+++ Materials provided
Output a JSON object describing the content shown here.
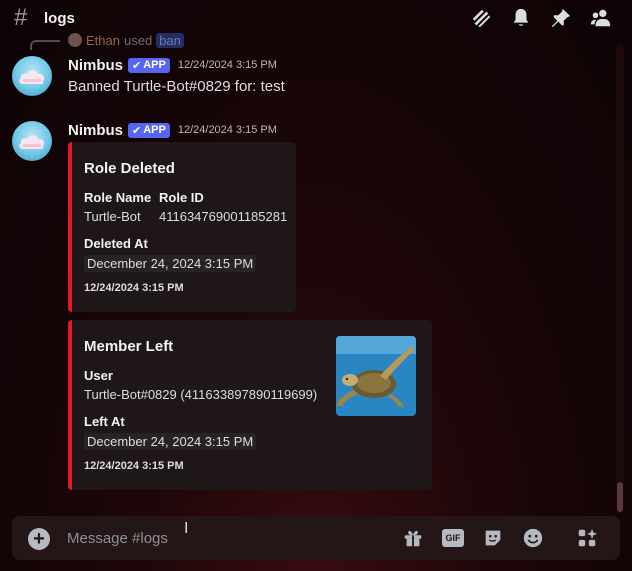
{
  "header": {
    "channel_name": "logs",
    "icons": [
      "threads-icon",
      "bell-icon",
      "pin-icon",
      "members-icon"
    ]
  },
  "reply": {
    "user": "Ethan",
    "used_text": "used",
    "command": "ban"
  },
  "messages": [
    {
      "username": "Nimbus",
      "badge": "APP",
      "timestamp": "12/24/2024 3:15 PM",
      "text": "Banned Turtle-Bot#0829 for: test"
    },
    {
      "username": "Nimbus",
      "badge": "APP",
      "timestamp": "12/24/2024 3:15 PM"
    }
  ],
  "embeds": [
    {
      "title": "Role Deleted",
      "fields": [
        {
          "name": "Role Name",
          "value": "Turtle-Bot"
        },
        {
          "name": "Role ID",
          "value": "411634769001185281"
        },
        {
          "name": "Deleted At",
          "value": "December 24, 2024 3:15 PM"
        }
      ],
      "footer": "12/24/2024 3:15 PM",
      "color": "#e01b24"
    },
    {
      "title": "Member Left",
      "fields": [
        {
          "name": "User",
          "value": "Turtle-Bot#0829 (411633897890119699)"
        },
        {
          "name": "Left At",
          "value": "December 24, 2024 3:15 PM"
        }
      ],
      "footer": "12/24/2024 3:15 PM",
      "thumbnail": "sea-turtle-image",
      "color": "#e01b24"
    }
  ],
  "composer": {
    "placeholder": "Message #logs",
    "gif_label": "GIF",
    "icons": [
      "gift-icon",
      "gif-icon",
      "sticker-icon",
      "emoji-icon",
      "apps-icon"
    ]
  }
}
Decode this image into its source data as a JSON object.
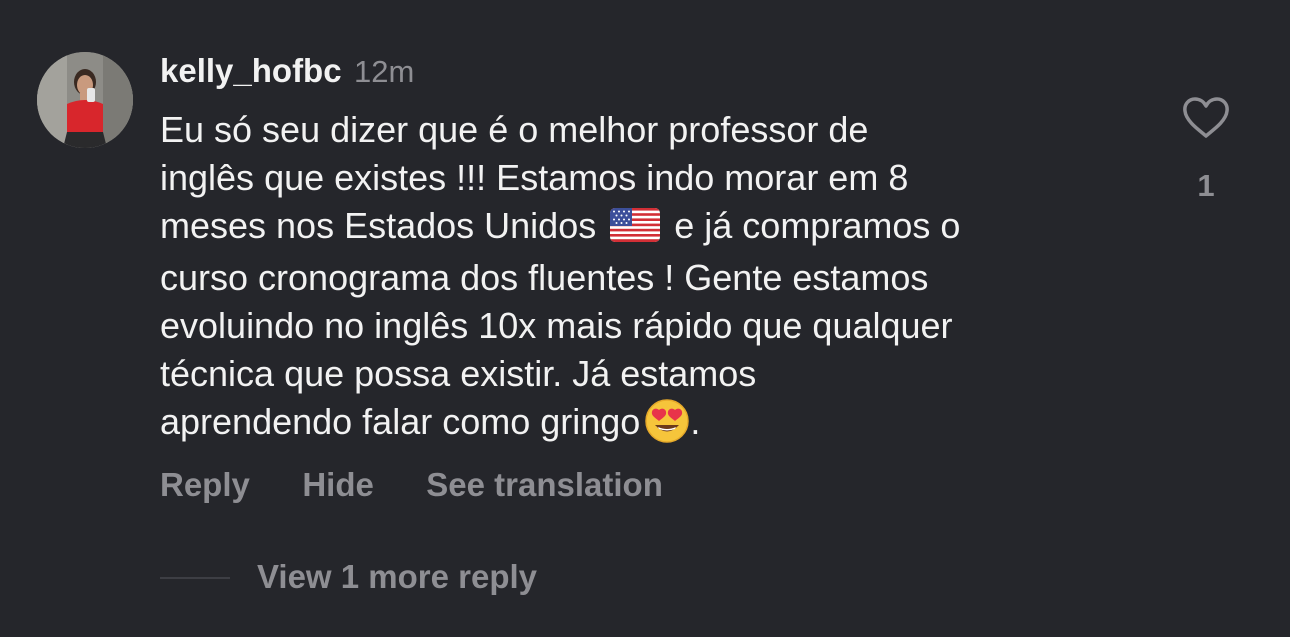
{
  "comment": {
    "username": "kelly_hofbc",
    "time": "12m",
    "text": {
      "line1": "Eu só seu dizer que é o melhor professor de",
      "line2": "inglês que existes !!! Estamos indo morar em 8",
      "line3_before": "meses nos Estados Unidos",
      "line3_after": "e já compramos o",
      "line4": "curso cronograma  dos fluentes ! Gente estamos",
      "line5": "evoluindo no inglês 10x mais rápido que qualquer",
      "line6": "técnica que possa existir. Já estamos",
      "line7_before": "aprendendo falar como gringo",
      "line7_after": "."
    },
    "like_count": "1",
    "actions": {
      "reply": "Reply",
      "hide": "Hide",
      "see_translation": "See translation"
    },
    "view_replies": "View 1 more reply"
  },
  "icons": {
    "like": "heart-outline-icon",
    "flag": "us-flag-emoji",
    "emoji": "heart-eyes-emoji"
  },
  "colors": {
    "background": "#25262b",
    "text_primary": "#f2f2f2",
    "text_secondary": "#8e8e93"
  }
}
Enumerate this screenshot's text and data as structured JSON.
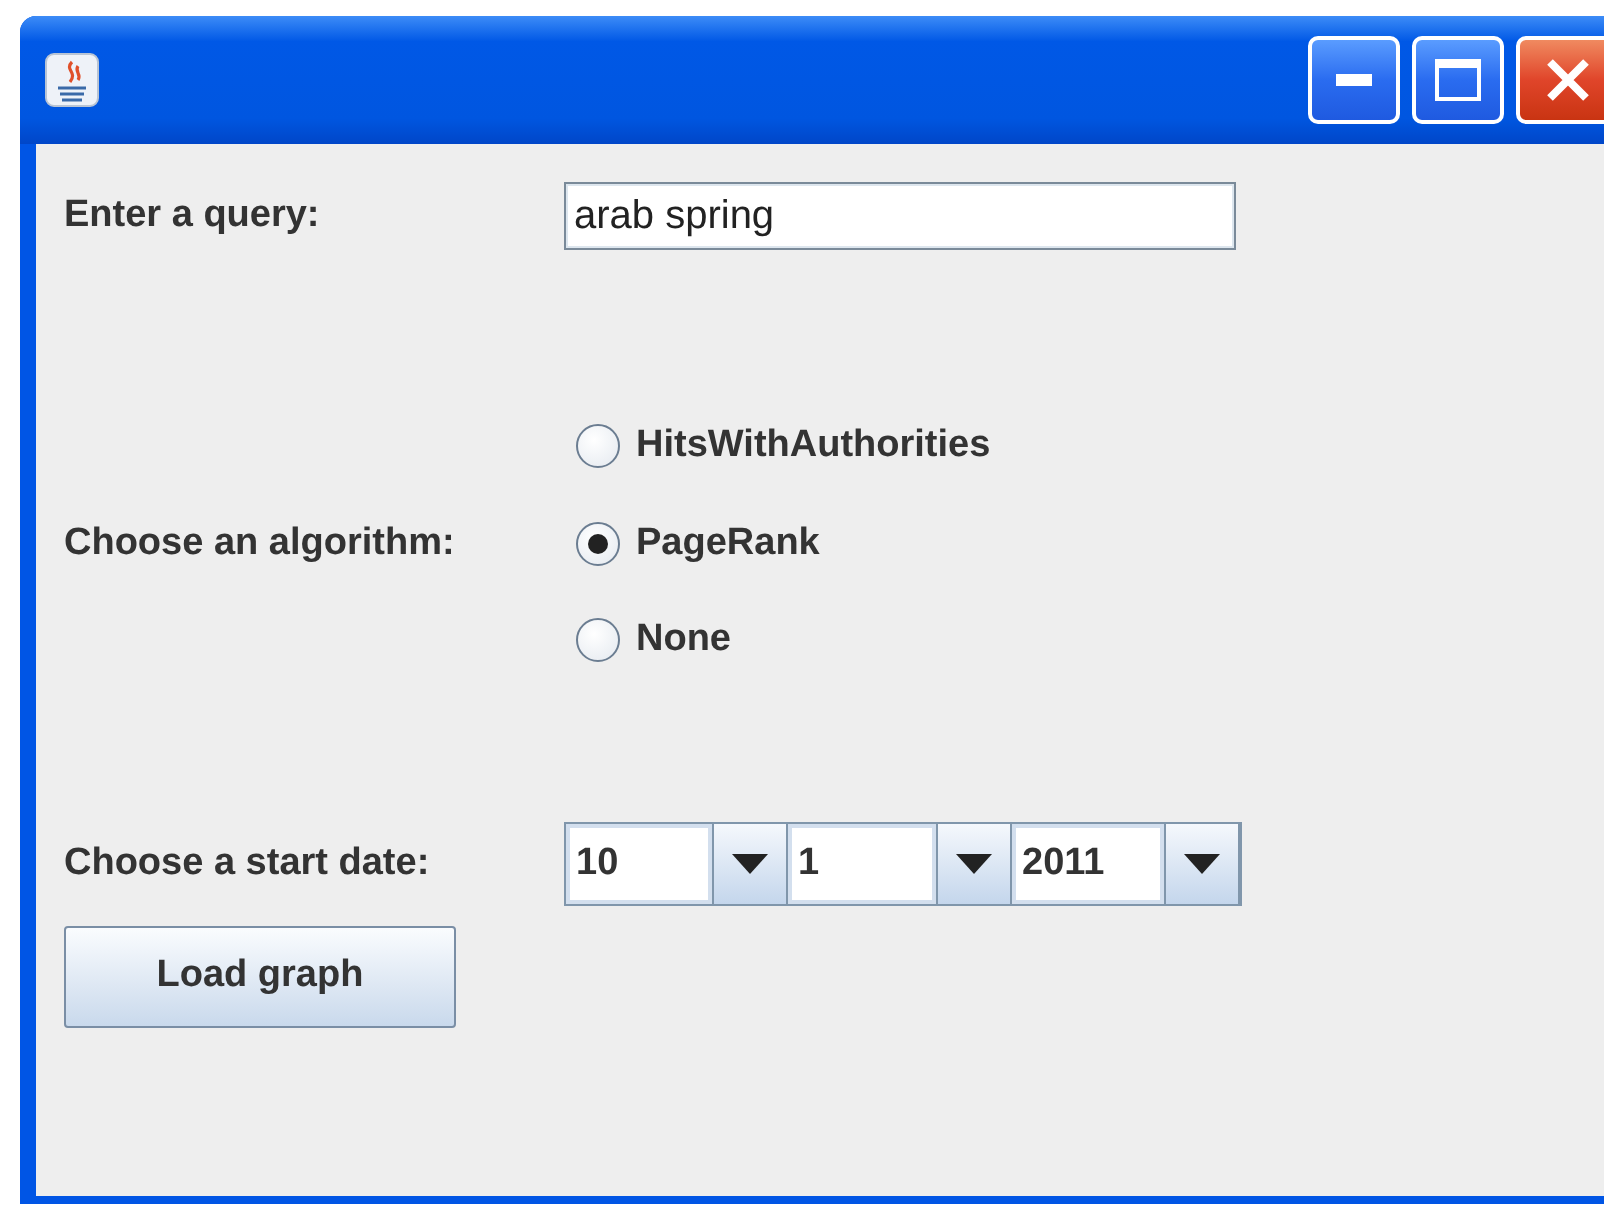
{
  "query": {
    "label": "Enter a query:",
    "value": "arab spring"
  },
  "algorithm": {
    "label": "Choose an algorithm:",
    "options": [
      {
        "label": "HitsWithAuthorities",
        "selected": false
      },
      {
        "label": "PageRank",
        "selected": true
      },
      {
        "label": "None",
        "selected": false
      }
    ]
  },
  "start_date": {
    "label": "Choose a start date:",
    "combos": [
      {
        "value": "10"
      },
      {
        "value": "1"
      },
      {
        "value": "2011"
      }
    ]
  },
  "buttons": [
    {
      "label": "Load graph"
    }
  ]
}
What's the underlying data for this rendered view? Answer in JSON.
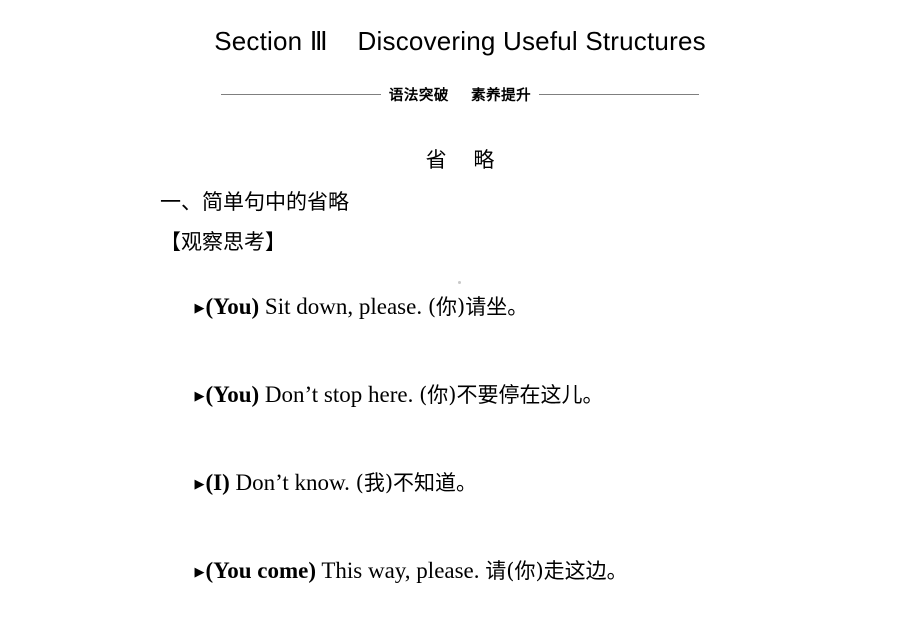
{
  "slide": {
    "title": "Section Ⅲ    Discovering Useful Structures",
    "subtitle": "语法突破    素养提升",
    "topic_heading": "省    略",
    "section_heading": "一、简单句中的省略",
    "observe_label": "【观察思考】",
    "examples": [
      {
        "marker": "▶",
        "omitted": "(You)",
        "english": " Sit down, please. ",
        "chinese": "(你)请坐。"
      },
      {
        "marker": "▶",
        "omitted": "(You)",
        "english": " Don’t stop here. ",
        "chinese": "(你)不要停在这儿。"
      },
      {
        "marker": "▶",
        "omitted": "(I)",
        "english": " Don’t know. ",
        "chinese": "(我)不知道。"
      },
      {
        "marker": "▶",
        "omitted": "(You come)",
        "english": " This way, please. ",
        "chinese": "请(你)走这边。"
      }
    ]
  }
}
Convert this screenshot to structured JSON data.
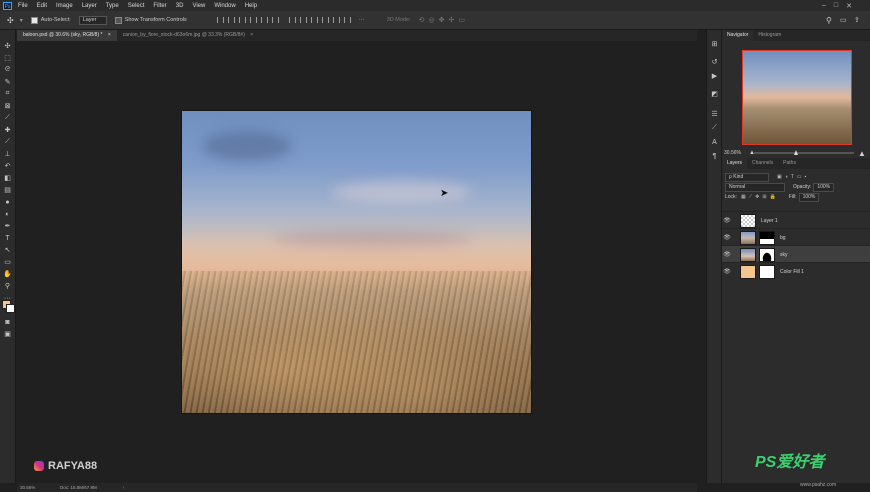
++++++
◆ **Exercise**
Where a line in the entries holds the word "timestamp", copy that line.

◆ **Answer for the task**
      "timestamp": "12/24/2024 3:15 PM",
      "timestamp": "12/24/2024 3:15 PM"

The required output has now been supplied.